*** Source information ***

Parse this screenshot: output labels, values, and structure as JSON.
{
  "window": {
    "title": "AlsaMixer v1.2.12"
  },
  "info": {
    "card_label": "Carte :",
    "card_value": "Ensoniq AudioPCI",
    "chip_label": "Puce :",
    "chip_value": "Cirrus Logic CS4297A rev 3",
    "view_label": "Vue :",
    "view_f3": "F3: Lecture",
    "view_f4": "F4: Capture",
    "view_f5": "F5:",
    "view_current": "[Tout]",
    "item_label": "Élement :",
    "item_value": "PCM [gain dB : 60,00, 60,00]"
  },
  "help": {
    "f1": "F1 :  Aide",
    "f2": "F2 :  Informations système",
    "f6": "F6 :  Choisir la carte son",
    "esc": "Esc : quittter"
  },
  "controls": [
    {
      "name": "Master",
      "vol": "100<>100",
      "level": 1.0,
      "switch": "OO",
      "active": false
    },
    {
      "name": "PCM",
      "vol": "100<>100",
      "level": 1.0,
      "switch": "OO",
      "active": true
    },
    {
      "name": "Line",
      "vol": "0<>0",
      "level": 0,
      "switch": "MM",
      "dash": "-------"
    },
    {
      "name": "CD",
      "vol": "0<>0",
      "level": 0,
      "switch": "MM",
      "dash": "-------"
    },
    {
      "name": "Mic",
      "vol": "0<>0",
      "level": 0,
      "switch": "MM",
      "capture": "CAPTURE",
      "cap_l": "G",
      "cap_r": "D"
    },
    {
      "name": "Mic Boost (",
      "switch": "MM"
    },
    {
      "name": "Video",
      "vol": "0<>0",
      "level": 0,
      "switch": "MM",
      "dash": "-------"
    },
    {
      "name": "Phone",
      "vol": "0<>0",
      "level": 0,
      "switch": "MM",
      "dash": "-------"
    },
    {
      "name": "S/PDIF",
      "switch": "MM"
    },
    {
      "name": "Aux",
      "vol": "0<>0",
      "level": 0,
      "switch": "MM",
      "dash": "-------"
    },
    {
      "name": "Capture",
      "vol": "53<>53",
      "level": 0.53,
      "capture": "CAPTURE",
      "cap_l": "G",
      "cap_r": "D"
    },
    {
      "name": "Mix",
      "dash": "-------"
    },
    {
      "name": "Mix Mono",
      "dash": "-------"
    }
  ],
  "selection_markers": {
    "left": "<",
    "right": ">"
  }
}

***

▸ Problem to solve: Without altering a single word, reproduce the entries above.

▸ Result:
Parse this screenshot: output labels, values, and structure as JSON.
{
  "window": {
    "title": "AlsaMixer v1.2.12"
  },
  "info": {
    "card_label": "Carte :",
    "card_value": "Ensoniq AudioPCI",
    "chip_label": "Puce :",
    "chip_value": "Cirrus Logic CS4297A rev 3",
    "view_label": "Vue :",
    "view_f3": "F3: Lecture",
    "view_f4": "F4: Capture",
    "view_f5": "F5:",
    "view_current": "[Tout]",
    "item_label": "Élement :",
    "item_value": "PCM [gain dB : 60,00, 60,00]"
  },
  "help": {
    "f1": "F1 :  Aide",
    "f2": "F2 :  Informations système",
    "f6": "F6 :  Choisir la carte son",
    "esc": "Esc : quittter"
  },
  "controls": [
    {
      "name": "Master",
      "vol": "100<>100",
      "level": 1.0,
      "switch": "OO",
      "active": false
    },
    {
      "name": "PCM",
      "vol": "100<>100",
      "level": 1.0,
      "switch": "OO",
      "active": true
    },
    {
      "name": "Line",
      "vol": "0<>0",
      "level": 0,
      "switch": "MM",
      "dash": "-------"
    },
    {
      "name": "CD",
      "vol": "0<>0",
      "level": 0,
      "switch": "MM",
      "dash": "-------"
    },
    {
      "name": "Mic",
      "vol": "0<>0",
      "level": 0,
      "switch": "MM",
      "capture": "CAPTURE",
      "cap_l": "G",
      "cap_r": "D"
    },
    {
      "name": "Mic Boost (",
      "switch": "MM"
    },
    {
      "name": "Video",
      "vol": "0<>0",
      "level": 0,
      "switch": "MM",
      "dash": "-------"
    },
    {
      "name": "Phone",
      "vol": "0<>0",
      "level": 0,
      "switch": "MM",
      "dash": "-------"
    },
    {
      "name": "S/PDIF",
      "switch": "MM"
    },
    {
      "name": "Aux",
      "vol": "0<>0",
      "level": 0,
      "switch": "MM",
      "dash": "-------"
    },
    {
      "name": "Capture",
      "vol": "53<>53",
      "level": 0.53,
      "capture": "CAPTURE",
      "cap_l": "G",
      "cap_r": "D"
    },
    {
      "name": "Mix",
      "dash": "-------"
    },
    {
      "name": "Mix Mono",
      "dash": "-------"
    }
  ],
  "selection_markers": {
    "left": "<",
    "right": ">"
  }
}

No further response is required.